= Task objective =
What is the number of lines in these records with "notification" in them? Answer with that number only.

= Dataset excerpts =
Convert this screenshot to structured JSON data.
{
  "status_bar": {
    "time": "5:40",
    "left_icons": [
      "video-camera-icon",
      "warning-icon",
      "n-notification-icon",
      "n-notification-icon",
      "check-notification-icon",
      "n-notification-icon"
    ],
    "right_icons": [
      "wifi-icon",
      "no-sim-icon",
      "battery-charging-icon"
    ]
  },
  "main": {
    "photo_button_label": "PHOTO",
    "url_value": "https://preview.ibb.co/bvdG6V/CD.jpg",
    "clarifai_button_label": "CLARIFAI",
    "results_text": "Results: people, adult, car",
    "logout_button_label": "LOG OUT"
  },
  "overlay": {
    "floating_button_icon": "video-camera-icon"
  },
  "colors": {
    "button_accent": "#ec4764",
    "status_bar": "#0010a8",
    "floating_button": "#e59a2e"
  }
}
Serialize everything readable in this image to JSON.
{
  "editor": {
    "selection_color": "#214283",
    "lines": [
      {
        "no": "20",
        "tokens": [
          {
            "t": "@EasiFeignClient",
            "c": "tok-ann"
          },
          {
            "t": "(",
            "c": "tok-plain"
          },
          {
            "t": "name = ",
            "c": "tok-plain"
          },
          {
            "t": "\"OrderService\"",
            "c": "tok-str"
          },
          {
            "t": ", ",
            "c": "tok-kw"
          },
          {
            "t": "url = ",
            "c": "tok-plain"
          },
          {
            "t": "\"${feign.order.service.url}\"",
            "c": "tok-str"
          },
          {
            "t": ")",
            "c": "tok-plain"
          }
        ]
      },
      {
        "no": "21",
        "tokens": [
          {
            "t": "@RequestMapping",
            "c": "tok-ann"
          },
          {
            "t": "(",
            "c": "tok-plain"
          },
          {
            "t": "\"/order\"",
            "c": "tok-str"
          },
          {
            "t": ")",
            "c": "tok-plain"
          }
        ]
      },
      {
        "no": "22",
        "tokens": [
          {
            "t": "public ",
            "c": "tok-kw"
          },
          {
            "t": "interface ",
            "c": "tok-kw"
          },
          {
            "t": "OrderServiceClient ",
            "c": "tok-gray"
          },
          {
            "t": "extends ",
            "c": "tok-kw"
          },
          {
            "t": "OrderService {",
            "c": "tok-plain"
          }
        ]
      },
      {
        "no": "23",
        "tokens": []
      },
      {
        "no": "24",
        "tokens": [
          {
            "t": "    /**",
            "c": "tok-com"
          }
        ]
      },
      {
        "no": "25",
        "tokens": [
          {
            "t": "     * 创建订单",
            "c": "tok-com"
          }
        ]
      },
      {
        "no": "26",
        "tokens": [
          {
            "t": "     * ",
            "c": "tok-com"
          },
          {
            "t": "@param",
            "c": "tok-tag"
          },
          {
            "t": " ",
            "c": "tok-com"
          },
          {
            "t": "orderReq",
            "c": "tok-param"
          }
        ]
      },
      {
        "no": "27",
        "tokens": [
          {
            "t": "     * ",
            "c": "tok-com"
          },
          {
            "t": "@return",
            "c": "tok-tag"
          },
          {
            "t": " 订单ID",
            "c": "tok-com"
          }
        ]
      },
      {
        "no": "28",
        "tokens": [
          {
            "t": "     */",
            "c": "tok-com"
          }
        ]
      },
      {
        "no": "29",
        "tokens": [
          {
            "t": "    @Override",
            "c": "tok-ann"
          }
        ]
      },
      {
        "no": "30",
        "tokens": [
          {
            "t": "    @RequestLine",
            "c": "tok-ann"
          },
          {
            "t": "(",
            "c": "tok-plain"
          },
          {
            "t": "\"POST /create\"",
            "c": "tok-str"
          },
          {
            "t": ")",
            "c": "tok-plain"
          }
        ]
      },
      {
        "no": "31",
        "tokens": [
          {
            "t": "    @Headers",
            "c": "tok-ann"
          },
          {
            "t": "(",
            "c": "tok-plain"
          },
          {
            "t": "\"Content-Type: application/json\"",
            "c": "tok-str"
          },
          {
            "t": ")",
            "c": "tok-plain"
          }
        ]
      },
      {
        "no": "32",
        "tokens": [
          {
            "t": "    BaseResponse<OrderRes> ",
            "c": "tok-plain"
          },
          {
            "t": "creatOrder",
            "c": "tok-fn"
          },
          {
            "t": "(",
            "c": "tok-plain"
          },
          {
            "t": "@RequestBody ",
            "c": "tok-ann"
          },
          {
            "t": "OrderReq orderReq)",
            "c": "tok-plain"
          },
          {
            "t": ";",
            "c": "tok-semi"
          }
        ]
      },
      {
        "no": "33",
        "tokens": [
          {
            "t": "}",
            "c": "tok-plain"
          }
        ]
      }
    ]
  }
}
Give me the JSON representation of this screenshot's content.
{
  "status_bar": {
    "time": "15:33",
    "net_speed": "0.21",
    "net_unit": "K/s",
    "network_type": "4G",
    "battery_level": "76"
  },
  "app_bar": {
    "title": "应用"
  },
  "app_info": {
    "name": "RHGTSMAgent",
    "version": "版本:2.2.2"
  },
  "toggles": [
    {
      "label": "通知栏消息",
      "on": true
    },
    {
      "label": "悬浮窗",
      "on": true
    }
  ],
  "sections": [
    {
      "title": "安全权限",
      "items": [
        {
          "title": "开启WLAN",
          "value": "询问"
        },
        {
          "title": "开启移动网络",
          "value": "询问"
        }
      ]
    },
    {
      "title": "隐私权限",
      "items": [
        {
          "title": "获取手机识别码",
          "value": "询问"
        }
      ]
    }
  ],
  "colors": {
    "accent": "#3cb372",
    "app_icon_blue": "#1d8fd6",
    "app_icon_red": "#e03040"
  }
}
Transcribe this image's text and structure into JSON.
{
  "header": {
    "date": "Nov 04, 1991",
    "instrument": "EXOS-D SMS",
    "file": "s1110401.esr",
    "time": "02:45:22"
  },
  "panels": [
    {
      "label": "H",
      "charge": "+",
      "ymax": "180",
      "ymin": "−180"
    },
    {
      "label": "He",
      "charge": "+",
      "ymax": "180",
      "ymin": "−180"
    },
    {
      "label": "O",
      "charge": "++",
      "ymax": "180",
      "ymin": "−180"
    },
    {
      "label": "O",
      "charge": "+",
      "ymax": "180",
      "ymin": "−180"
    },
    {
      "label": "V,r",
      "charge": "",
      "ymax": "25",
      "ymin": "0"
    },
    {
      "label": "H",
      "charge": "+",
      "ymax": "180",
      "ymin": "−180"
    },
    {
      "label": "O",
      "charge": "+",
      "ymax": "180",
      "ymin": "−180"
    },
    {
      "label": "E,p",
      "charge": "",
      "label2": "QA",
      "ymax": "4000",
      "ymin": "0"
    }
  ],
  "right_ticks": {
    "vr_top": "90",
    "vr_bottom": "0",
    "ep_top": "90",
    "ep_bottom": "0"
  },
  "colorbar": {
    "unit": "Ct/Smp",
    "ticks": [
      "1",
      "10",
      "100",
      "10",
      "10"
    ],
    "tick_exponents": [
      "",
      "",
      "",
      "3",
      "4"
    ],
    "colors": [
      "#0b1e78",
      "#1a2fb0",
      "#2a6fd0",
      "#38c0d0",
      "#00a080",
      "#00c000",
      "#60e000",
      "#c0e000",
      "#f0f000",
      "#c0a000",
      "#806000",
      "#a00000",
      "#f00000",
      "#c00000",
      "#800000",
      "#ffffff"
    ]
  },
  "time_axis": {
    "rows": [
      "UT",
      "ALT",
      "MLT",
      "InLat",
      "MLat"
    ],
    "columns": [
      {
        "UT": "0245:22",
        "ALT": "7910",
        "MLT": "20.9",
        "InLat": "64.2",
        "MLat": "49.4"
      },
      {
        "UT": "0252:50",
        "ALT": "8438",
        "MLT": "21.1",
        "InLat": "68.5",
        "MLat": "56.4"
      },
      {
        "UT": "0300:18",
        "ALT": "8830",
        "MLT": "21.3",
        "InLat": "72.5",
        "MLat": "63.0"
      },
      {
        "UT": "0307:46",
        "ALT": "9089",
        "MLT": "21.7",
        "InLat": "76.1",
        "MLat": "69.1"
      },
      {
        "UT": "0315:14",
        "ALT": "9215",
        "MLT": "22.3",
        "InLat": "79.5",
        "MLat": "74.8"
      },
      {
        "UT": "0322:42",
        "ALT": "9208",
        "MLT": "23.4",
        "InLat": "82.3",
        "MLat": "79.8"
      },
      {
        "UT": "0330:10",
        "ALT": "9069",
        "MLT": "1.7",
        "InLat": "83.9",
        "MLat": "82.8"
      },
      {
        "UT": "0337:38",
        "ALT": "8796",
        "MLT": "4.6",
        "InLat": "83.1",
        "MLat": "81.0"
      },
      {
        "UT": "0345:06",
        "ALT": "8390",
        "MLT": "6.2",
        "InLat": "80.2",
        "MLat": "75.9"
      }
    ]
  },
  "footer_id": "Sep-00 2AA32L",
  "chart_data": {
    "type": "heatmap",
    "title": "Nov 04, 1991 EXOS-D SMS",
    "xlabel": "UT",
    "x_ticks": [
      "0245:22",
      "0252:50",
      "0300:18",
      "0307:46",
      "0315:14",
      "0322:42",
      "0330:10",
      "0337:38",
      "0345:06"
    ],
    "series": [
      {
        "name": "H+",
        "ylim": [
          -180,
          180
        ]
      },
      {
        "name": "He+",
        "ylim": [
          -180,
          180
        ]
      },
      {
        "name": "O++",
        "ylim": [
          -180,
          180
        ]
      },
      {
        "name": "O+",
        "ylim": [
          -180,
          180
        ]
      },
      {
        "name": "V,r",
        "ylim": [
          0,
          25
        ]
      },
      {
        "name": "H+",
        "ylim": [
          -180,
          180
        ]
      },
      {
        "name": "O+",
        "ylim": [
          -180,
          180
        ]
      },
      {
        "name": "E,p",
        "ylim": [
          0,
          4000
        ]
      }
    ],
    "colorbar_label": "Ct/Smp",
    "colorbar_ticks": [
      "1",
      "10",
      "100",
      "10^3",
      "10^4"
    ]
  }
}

= The answer =
4